Donald Trump mocks 'Pocahontas' Elizabeth Warren by referring to Native American genocide
Shortly after Senator Elizabeth Warren announced her bid for the presidency, President Donald Trump received backlash for his Twitter response about her Native American ancestry.
Whether President Trump posted the tweet in ignorance or with intent, many accused Donald that his all caps use of the word "TRAIL" referred to a tragic event in the 19th century.
The "Trail of Tears" took place when thousands of Native Americans got forced to relocate under the presidency of Andrew Jackson.
Thousands of Native Americans died during the journey from their lands in the American southeast to the Oklahoma reservations following the Indian Removal Act of 1830. Hunger, disease, and exposure claimed the lives of many before they could reach their destination.
A portrait of the seventh president of the United States, Andrew Jackson, hangs on a wall in the Oval Office.
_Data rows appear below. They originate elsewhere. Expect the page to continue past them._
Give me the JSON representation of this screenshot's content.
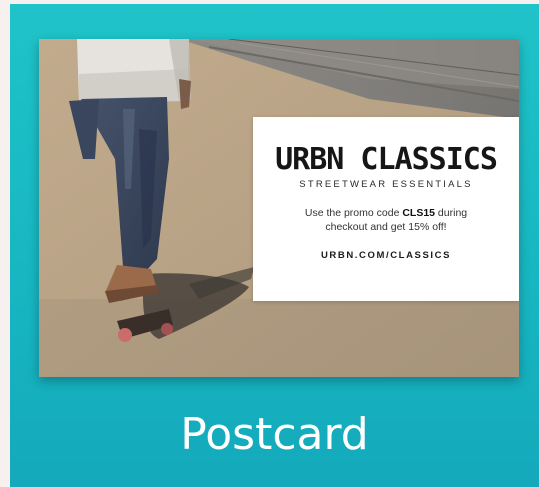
{
  "card": {
    "label": "Postcard",
    "brand": "URBN CLASSICS",
    "tagline": "STREETWEAR ESSENTIALS",
    "promo_prefix": "Use the promo code ",
    "promo_code": "CLS15",
    "promo_suffix": " during checkout and get 15% off!",
    "website": "URBN.COM/CLASSICS"
  },
  "colors": {
    "tile_background": "#1fc3c8",
    "page_background": "#f6f1ef",
    "overlay_background": "#ffffff",
    "label_color": "#ffffff"
  }
}
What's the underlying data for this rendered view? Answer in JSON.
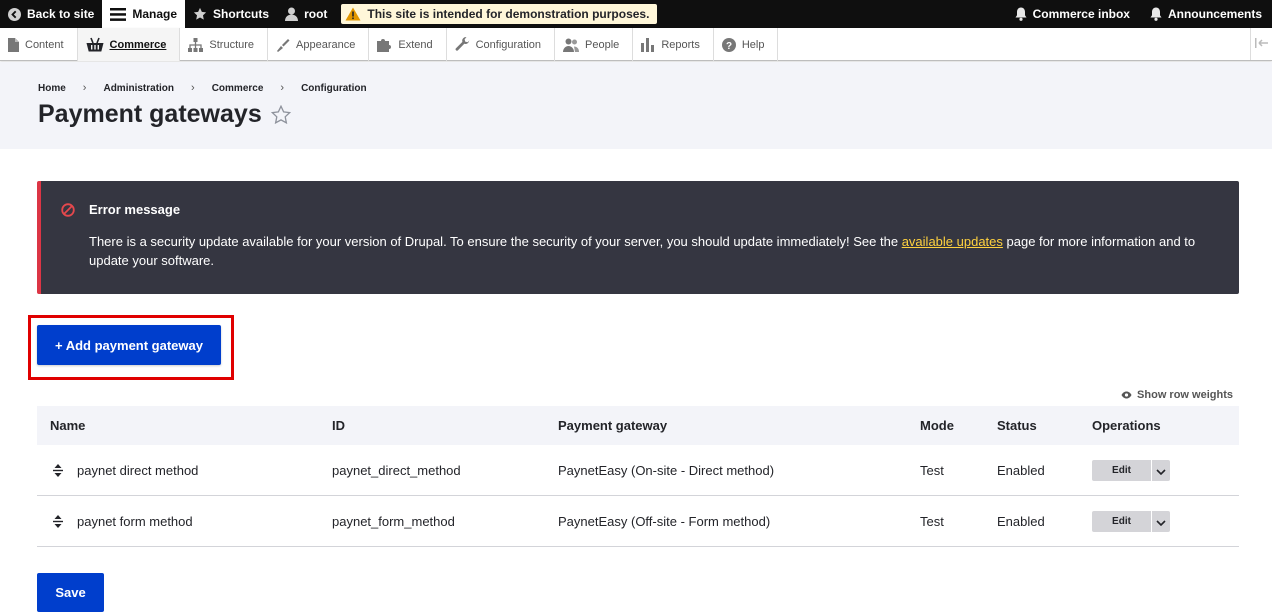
{
  "toolbar": {
    "back_to_site": "Back to site",
    "manage": "Manage",
    "shortcuts": "Shortcuts",
    "user": "root",
    "warning": "This site is intended for demonstration purposes.",
    "commerce_inbox": "Commerce inbox",
    "announcements": "Announcements"
  },
  "tray": {
    "items": [
      {
        "label": "Content"
      },
      {
        "label": "Commerce"
      },
      {
        "label": "Structure"
      },
      {
        "label": "Appearance"
      },
      {
        "label": "Extend"
      },
      {
        "label": "Configuration"
      },
      {
        "label": "People"
      },
      {
        "label": "Reports"
      },
      {
        "label": "Help"
      }
    ]
  },
  "breadcrumb": [
    "Home",
    "Administration",
    "Commerce",
    "Configuration"
  ],
  "page_title": "Payment gateways",
  "error": {
    "title": "Error message",
    "body_before": "There is a security update available for your version of Drupal. To ensure the security of your server, you should update immediately! See the ",
    "link": "available updates",
    "body_after": " page for more information and to update your software."
  },
  "add_button": "+ Add payment gateway",
  "show_row_weights": "Show row weights",
  "table": {
    "headers": {
      "name": "Name",
      "id": "ID",
      "gateway": "Payment gateway",
      "mode": "Mode",
      "status": "Status",
      "operations": "Operations"
    },
    "rows": [
      {
        "name": "paynet direct method",
        "id": "paynet_direct_method",
        "gateway": "PaynetEasy (On-site - Direct method)",
        "mode": "Test",
        "status": "Enabled",
        "op": "Edit"
      },
      {
        "name": "paynet form method",
        "id": "paynet_form_method",
        "gateway": "PaynetEasy (Off-site - Form method)",
        "mode": "Test",
        "status": "Enabled",
        "op": "Edit"
      }
    ]
  },
  "save_button": "Save",
  "colors": {
    "primary_button": "#003ecc",
    "error_bg": "#353641",
    "error_accent": "#dc3545",
    "link_yellow": "#ffd23f",
    "highlight_red": "#e00000"
  }
}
A former president Donald Trump has called an inspiration to his own policies regarding natives and the populace. Donald Trump Jr. did not escape criticism for his response to his father's original post:
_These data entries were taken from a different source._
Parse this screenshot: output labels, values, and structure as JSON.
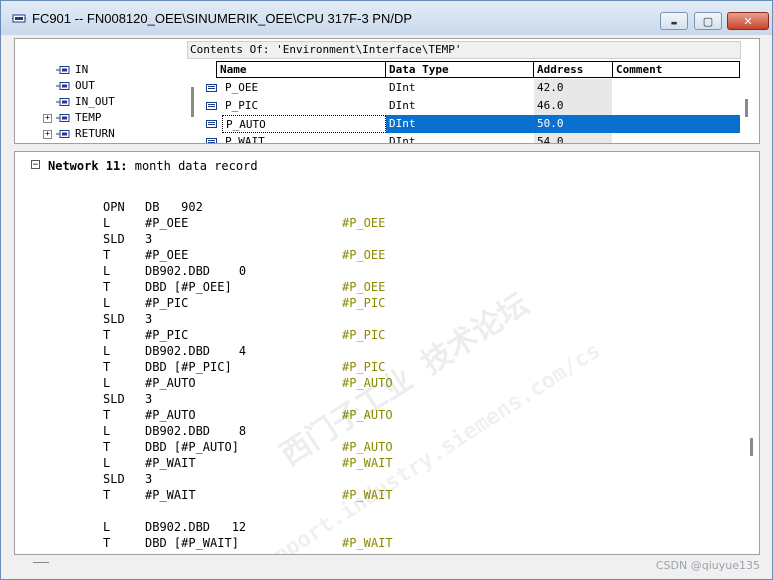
{
  "window": {
    "title": "FC901 -- FN008120_OEE\\SINUMERIK_OEE\\CPU 317F-3 PN/DP",
    "buttons": {
      "minimize": "▬",
      "maximize": "▢",
      "close": "✕"
    }
  },
  "interface": {
    "contents_of": "Contents Of: 'Environment\\Interface\\TEMP'",
    "tree": [
      {
        "label": "IN",
        "expandable": false
      },
      {
        "label": "OUT",
        "expandable": false
      },
      {
        "label": "IN_OUT",
        "expandable": false
      },
      {
        "label": "TEMP",
        "expandable": true
      },
      {
        "label": "RETURN",
        "expandable": true
      }
    ],
    "columns": [
      "Name",
      "Data Type",
      "Address",
      "Comment"
    ],
    "rows": [
      {
        "name": "P_OEE",
        "type": "DInt",
        "address": "42.0",
        "comment": ""
      },
      {
        "name": "P_PIC",
        "type": "DInt",
        "address": "46.0",
        "comment": ""
      },
      {
        "name": "P_AUTO",
        "type": "DInt",
        "address": "50.0",
        "comment": "",
        "selected": true
      },
      {
        "name": "P_WAIT",
        "type": "DInt",
        "address": "54.0",
        "comment": ""
      }
    ]
  },
  "network": {
    "toggle": "−",
    "number_label": "Network 11",
    "separator": ":",
    "comment": "month data record"
  },
  "code": [
    {
      "op": "OPN",
      "arg": "DB   902",
      "cm": ""
    },
    {
      "op": "L",
      "arg": "#P_OEE",
      "cm": "#P_OEE"
    },
    {
      "op": "SLD",
      "arg": "3",
      "cm": ""
    },
    {
      "op": "T",
      "arg": "#P_OEE",
      "cm": "#P_OEE"
    },
    {
      "op": "L",
      "arg": "DB902.DBD    0",
      "cm": ""
    },
    {
      "op": "T",
      "arg": "DBD [#P_OEE]",
      "cm": "#P_OEE"
    },
    {
      "op": "L",
      "arg": "#P_PIC",
      "cm": "#P_PIC"
    },
    {
      "op": "SLD",
      "arg": "3",
      "cm": ""
    },
    {
      "op": "T",
      "arg": "#P_PIC",
      "cm": "#P_PIC"
    },
    {
      "op": "L",
      "arg": "DB902.DBD    4",
      "cm": ""
    },
    {
      "op": "T",
      "arg": "DBD [#P_PIC]",
      "cm": "#P_PIC"
    },
    {
      "op": "L",
      "arg": "#P_AUTO",
      "cm": "#P_AUTO"
    },
    {
      "op": "SLD",
      "arg": "3",
      "cm": ""
    },
    {
      "op": "T",
      "arg": "#P_AUTO",
      "cm": "#P_AUTO"
    },
    {
      "op": "L",
      "arg": "DB902.DBD    8",
      "cm": ""
    },
    {
      "op": "T",
      "arg": "DBD [#P_AUTO]",
      "cm": "#P_AUTO"
    },
    {
      "op": "L",
      "arg": "#P_WAIT",
      "cm": "#P_WAIT"
    },
    {
      "op": "SLD",
      "arg": "3",
      "cm": ""
    },
    {
      "op": "T",
      "arg": "#P_WAIT",
      "cm": "#P_WAIT"
    },
    {
      "op": "",
      "arg": "",
      "cm": ""
    },
    {
      "op": "L",
      "arg": "DB902.DBD   12",
      "cm": ""
    },
    {
      "op": "T",
      "arg": "DBD [#P_WAIT]",
      "cm": "#P_WAIT"
    }
  ],
  "watermark": {
    "line1": "西门子工业 技术论坛",
    "line2": "support.industry.siemens.com/cs"
  },
  "footer": {
    "credit": "CSDN @qiuyue135"
  },
  "colors": {
    "selection": "#0a70d0",
    "comment": "#8b8b00"
  }
}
Critics called his response a crude racial slur, as one follower posted:
Some people defended Donald Trump's tweet and pointed out that Donald Trump is ignorant about history and likely didn't know about the "Trail of Tears," as another follower wrote:
Neither the White House nor Senator Warren's campaign responded with comments regarding Donald Trump's tweet to "Pocahontas."
President Trump had previously mocked Warren's ancestry and claimed that she wasn't of Native American descent. The matter went as far that Warren took a DNA test whereafter Donald Trump had to swallow his words and publicly apologize.
Senator Elizabeth Warren strategically announced her bid in Lawrence, Massachusetts. The site of the 1912 textile strike by female immigrant workers who walked out and refused to further work under terrible conditions.
Endorsed by fellow Massachusetts Senators Ed Markey and Rep. Joe Kennedy III, Warren’s campaign largely focuses on economic inequality and made her choice of her announcement location very symbolic.
The senator spoke of Lawrence, and how this story of economic inequality in 1912 became the blueprint for her campaign as she said:
"These workers – led by women – didn't have much. Not even a common language. Nevertheless, they persisted. Hard-working people are up against a small group that holds far too much power, not just in our economy, but also in our democracy. Like the women of Lawrence, we are here to say enough is enough!"
Donald Trump also had an opinion about the recent incident in Washington D.C. when a video went viral in January of a Catholic High School pupil, Nick Sandmann as she smirked at a Native American army veteran, the 64-year-old Nathan Phillips after a rally.